Ministry in general and preaching in particular are directly influenced by our theology. If we really believe, not just as a matter of academic statement, but as genuine convictions that the Bible is God’s revealed truth, inspired and inerrant in the originals, then our preaching and teaching of that revelatory corpus must, of necessity, be based on our careful study of the text in the original languages. There is no other way to have the immediate confidence necessary to undergird our proclamation of “thus says the Lord” if we cannot read what he said how he said it. If you cannot read the OT in Hebrew and the NT in Greek you will always be at the mercy of those who claim to be able to do so.
That’s what I wrote some time ago. In a similar vein, I would add these thoughts.
When you preach, focus attention on the text, not on what you say about the text. Always make sure that your audience knows when God is speaking and when you are speaking. Read Scripture in big chunks. Read it well. Emphasize that what you are reading is God’s Word and authoritative. I like the pattern of some preachers (I first heard it listening to D. A. Carson), who when they read the Scripture at or near the beginning of their message, say something to this effect: “This is what Scripture says: …” Then they read Scripture. (And some add at the end of the text, “This is the Word of the Lord.”) The exact phrasing isn’t important, but the emphasis is good.
I heard another preacher recently who intended to expound about a dozen verses, but he never read them all together. After a fairly long introduction, he read two verses so quickly that if someone yawned, they would have missed it altogether! He read some other scattered verses in the text during the sermon (and some other verses from elsewhere), but the net impact seemed, at least to me, to detract from the priority and authority of Scripture. And that despite the many good things that he said.
Fellow ministers: Preach the Word! And be sure your people hear it as God’s Word.
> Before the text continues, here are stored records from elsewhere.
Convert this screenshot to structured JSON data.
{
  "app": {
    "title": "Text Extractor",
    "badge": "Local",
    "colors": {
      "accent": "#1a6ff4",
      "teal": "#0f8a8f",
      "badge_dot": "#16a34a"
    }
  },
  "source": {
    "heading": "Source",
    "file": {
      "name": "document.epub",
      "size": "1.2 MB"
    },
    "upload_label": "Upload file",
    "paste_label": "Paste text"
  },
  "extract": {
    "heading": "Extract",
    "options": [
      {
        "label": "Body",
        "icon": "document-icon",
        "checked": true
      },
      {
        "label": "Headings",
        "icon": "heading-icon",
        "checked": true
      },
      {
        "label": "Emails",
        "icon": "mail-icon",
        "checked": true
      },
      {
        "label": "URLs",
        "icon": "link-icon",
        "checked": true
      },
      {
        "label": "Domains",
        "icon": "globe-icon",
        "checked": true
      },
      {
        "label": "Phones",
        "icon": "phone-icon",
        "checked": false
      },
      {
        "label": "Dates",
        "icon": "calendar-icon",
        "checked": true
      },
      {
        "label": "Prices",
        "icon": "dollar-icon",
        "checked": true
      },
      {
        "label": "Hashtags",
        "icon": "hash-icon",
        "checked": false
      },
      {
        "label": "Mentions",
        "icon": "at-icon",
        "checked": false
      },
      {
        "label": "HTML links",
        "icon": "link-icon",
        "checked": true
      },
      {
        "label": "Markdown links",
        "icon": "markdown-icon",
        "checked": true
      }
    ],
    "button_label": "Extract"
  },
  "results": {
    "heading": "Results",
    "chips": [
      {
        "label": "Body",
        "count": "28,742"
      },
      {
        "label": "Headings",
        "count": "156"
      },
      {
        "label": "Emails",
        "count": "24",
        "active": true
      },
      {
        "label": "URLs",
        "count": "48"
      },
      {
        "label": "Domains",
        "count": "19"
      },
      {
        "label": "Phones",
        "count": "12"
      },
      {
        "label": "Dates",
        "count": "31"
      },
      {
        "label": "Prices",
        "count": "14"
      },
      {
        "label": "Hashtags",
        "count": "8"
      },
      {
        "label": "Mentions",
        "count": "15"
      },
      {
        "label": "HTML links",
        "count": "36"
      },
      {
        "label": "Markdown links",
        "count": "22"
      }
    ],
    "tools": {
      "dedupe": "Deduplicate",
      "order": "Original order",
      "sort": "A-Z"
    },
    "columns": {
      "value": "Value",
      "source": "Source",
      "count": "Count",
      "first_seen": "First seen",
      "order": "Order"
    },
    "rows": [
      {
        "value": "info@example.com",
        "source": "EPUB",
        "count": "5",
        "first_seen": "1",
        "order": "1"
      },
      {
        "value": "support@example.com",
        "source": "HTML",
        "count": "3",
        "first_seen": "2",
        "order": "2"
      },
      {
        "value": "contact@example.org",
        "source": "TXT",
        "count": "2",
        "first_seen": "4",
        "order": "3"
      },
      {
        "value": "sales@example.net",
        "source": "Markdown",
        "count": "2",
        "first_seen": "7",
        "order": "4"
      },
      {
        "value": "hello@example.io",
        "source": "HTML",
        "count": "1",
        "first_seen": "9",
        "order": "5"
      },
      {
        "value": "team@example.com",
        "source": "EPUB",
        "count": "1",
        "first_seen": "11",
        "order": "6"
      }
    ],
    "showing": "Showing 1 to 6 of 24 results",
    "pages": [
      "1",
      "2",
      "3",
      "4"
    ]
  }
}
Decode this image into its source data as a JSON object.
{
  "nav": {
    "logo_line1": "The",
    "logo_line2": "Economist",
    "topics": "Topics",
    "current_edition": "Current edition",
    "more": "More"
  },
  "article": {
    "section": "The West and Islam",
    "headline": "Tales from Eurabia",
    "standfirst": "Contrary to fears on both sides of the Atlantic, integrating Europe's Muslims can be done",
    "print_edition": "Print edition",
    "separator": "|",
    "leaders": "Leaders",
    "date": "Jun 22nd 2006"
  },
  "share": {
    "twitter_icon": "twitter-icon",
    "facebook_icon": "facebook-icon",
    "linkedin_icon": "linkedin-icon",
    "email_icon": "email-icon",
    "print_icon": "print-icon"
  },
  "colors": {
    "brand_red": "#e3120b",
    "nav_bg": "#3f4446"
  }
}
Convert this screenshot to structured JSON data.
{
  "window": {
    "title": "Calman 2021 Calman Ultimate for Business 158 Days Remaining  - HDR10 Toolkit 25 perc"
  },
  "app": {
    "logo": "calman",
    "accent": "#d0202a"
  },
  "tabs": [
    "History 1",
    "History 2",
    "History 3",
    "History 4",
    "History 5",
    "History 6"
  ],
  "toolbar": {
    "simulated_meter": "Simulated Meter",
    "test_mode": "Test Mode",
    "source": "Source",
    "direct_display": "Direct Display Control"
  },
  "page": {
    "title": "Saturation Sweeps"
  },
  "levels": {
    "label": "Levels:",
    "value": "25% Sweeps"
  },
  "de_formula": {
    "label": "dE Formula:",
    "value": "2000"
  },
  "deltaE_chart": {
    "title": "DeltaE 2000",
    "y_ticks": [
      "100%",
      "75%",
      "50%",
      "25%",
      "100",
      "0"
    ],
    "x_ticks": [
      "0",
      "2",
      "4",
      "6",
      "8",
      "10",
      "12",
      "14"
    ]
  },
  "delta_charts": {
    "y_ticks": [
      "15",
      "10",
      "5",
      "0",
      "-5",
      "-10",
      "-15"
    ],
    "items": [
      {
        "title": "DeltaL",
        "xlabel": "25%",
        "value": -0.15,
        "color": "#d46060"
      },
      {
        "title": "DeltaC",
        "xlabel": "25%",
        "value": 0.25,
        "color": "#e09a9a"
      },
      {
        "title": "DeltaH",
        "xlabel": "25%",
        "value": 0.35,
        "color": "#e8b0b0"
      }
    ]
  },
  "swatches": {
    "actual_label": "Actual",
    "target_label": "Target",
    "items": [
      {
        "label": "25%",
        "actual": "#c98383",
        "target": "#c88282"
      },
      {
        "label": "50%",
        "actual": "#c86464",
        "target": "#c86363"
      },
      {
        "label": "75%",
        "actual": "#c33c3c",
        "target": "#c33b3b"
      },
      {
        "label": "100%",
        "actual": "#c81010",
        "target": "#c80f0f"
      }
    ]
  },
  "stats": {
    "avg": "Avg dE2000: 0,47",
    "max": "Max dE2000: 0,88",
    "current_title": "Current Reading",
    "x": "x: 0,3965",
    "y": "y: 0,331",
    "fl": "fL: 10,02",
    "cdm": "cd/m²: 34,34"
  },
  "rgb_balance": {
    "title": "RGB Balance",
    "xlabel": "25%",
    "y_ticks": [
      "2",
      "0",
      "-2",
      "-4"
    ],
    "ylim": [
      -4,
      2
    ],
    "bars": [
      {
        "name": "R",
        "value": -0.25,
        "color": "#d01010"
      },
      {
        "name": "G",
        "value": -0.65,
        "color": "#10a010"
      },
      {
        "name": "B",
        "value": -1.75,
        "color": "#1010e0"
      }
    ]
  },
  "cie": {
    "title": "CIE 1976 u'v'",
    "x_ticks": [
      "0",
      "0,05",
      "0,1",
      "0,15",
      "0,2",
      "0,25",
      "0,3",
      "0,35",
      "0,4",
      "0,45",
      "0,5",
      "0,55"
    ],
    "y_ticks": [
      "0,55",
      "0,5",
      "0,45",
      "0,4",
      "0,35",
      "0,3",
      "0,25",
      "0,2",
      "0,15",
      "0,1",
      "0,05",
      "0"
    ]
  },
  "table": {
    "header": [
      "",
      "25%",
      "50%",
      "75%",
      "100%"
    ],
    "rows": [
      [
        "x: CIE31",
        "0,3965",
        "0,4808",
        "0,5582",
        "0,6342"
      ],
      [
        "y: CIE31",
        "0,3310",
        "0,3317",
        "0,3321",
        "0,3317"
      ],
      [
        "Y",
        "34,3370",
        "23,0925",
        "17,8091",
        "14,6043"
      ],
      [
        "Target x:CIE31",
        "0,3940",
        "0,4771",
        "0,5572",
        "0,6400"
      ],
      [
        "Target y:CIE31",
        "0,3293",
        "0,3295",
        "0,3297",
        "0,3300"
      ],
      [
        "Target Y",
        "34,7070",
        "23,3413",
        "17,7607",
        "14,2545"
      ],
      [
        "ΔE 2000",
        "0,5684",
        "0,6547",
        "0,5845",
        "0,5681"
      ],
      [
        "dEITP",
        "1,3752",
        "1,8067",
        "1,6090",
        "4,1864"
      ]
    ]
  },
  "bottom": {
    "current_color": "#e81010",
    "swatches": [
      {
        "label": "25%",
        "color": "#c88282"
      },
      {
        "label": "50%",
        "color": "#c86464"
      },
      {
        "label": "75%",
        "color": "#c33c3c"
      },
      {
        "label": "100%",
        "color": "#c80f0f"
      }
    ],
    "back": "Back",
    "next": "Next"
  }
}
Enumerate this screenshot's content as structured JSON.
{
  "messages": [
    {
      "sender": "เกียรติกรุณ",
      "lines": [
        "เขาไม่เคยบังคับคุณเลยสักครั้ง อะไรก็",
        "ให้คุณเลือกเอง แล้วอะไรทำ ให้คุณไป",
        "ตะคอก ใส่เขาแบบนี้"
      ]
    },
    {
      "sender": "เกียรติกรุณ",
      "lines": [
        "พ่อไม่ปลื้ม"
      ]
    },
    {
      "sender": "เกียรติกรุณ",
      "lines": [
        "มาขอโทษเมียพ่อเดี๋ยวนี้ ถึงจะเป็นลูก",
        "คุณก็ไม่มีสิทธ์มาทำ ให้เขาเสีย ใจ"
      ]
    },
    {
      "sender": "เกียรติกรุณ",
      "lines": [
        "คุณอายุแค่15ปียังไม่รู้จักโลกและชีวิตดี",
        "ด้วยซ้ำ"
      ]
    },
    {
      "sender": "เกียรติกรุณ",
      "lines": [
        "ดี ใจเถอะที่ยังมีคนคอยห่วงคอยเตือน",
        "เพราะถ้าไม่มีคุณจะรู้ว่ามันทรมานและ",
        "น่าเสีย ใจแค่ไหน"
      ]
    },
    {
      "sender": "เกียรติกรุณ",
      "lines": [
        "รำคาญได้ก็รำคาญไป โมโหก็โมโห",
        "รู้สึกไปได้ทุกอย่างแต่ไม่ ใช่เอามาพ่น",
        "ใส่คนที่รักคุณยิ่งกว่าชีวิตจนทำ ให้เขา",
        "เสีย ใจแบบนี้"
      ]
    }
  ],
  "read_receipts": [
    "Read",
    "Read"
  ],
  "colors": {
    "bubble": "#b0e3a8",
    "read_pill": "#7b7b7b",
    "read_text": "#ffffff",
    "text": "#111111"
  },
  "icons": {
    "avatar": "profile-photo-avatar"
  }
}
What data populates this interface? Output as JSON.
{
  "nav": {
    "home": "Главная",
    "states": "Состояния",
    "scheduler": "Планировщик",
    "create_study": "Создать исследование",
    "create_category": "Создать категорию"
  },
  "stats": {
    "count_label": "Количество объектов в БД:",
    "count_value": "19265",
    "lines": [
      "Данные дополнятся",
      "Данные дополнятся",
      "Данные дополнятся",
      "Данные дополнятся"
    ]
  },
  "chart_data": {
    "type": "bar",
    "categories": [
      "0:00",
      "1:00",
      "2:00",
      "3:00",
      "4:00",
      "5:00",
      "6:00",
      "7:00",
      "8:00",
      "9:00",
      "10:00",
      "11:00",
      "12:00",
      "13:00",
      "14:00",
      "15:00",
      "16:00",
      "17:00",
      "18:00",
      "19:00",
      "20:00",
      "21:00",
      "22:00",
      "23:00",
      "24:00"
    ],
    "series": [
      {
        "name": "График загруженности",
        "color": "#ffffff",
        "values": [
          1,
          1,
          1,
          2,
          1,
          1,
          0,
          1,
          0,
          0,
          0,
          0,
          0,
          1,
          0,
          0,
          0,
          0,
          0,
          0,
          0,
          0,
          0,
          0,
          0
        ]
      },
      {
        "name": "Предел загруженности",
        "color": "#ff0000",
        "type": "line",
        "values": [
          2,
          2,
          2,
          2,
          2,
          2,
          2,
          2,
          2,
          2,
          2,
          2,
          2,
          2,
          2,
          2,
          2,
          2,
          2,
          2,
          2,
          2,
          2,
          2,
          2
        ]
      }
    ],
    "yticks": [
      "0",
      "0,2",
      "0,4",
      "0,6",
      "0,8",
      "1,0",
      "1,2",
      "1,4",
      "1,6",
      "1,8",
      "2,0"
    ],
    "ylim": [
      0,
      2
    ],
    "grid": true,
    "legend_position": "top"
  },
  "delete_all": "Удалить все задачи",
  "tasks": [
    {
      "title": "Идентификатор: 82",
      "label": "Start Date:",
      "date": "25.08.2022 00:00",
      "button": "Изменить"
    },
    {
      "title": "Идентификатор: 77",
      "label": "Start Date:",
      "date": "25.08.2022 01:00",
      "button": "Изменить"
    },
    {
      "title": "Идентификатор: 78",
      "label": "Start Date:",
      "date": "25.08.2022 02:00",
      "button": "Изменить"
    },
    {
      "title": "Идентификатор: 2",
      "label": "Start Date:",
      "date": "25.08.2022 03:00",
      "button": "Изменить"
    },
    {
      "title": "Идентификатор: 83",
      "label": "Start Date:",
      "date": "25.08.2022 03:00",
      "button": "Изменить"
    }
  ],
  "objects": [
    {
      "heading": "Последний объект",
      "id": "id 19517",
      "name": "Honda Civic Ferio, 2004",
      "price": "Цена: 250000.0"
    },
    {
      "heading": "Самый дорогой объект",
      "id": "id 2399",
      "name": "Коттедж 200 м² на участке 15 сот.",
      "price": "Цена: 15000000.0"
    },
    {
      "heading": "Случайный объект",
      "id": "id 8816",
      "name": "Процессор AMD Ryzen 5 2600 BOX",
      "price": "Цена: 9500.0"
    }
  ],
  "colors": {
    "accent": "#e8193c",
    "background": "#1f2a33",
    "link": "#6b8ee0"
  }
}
 Between Two Worlds: The Art of Preaching in the Twentieth Century (Grand Rapids: Eerdmans, 1982), 15.
 Kent Hughes, “The Anatomy of Exposition: Logos, Ethos, and Pathos,” The Southern Baptist Journal of Theology 3 (1999): 45–46. “Dis-Exposition” is Hughes’ term: “Though the term is new, you have all experienced dis-exposition as a listener. You can easily recall a Sunday service in which the biblical text is announced and you settle back, Bible in hand for a good Sunday meal, only to find out that the text is departed from, never to return. Dis-exposition causes Sunday indigestion” (ibid., 44).
 Cited in Stott, Between Two Worlds, 22.
 Between Two Worlds, 15.
 The Reformed Pastor, abridged (Grand Rapids: Sovereign Grace, 1971), 17.
 Stott, Between Two Worlds, 320.
 D. Martyn Lloyd-Jones, Preaching and Preachers (Grand Rapids: Eerdmans, 1971), 107.
 Exegetical Fallacies, 2d ed. (Grand Rapids: Baker, 1996), 15–16.
[Edited to add the notes.]